### TASK STATEMENT
Apart from the pictures, every part of the records below gets retyped exactly.

### LISTED RECORDS
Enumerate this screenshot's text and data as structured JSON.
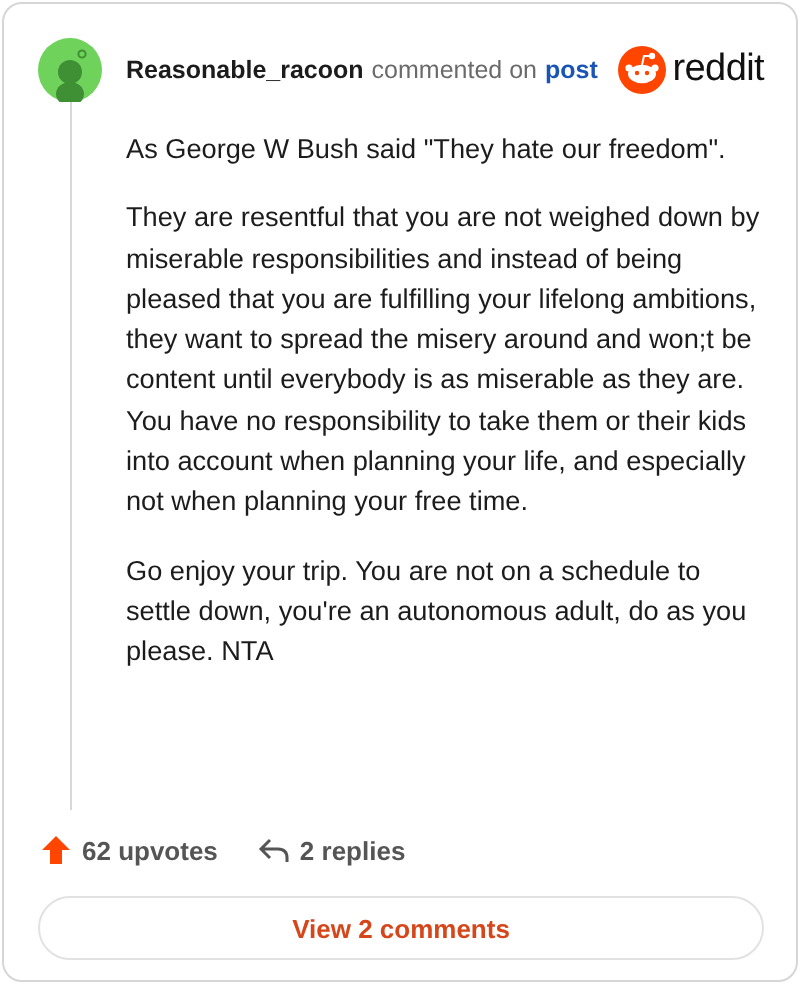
{
  "header": {
    "author": "Reasonable_racoon",
    "action": "commented on",
    "link": "post",
    "brand": "reddit"
  },
  "comment": {
    "paragraphs": [
      "As George W Bush said \"They hate our freedom\".",
      "They are resentful that you are not weighed down by miserable responsibilities and instead of being pleased that you are fulfilling your lifelong ambitions, they want to spread the misery around and won;t be content until everybody is as miserable as they are. You have no responsibility to take them or their kids into account when planning your life, and especially not when planning your free time.",
      "Go enjoy your trip. You are not on a schedule to settle down, you're an autonomous adult, do as you please. NTA"
    ]
  },
  "footer": {
    "upvotes": "62 upvotes",
    "replies": "2 replies"
  },
  "button": "View 2 comments"
}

### RESULT FOR THIS EXERCISE
Enumerate this screenshot's text and data as structured JSON.
{
  "header": {
    "author": "Reasonable_racoon",
    "action": "commented on",
    "link": "post",
    "brand": "reddit"
  },
  "comment": {
    "paragraphs": [
      "As George W Bush said \"They hate our freedom\".",
      "They are resentful that you are not weighed down by miserable responsibilities and instead of being pleased that you are fulfilling your lifelong ambitions, they want to spread the misery around and won;t be content until everybody is as miserable as they are. You have no responsibility to take them or their kids into account when planning your life, and especially not when planning your free time.",
      "Go enjoy your trip. You are not on a schedule to settle down, you're an autonomous adult, do as you please. NTA"
    ]
  },
  "footer": {
    "upvotes": "62 upvotes",
    "replies": "2 replies"
  },
  "button": "View 2 comments"
}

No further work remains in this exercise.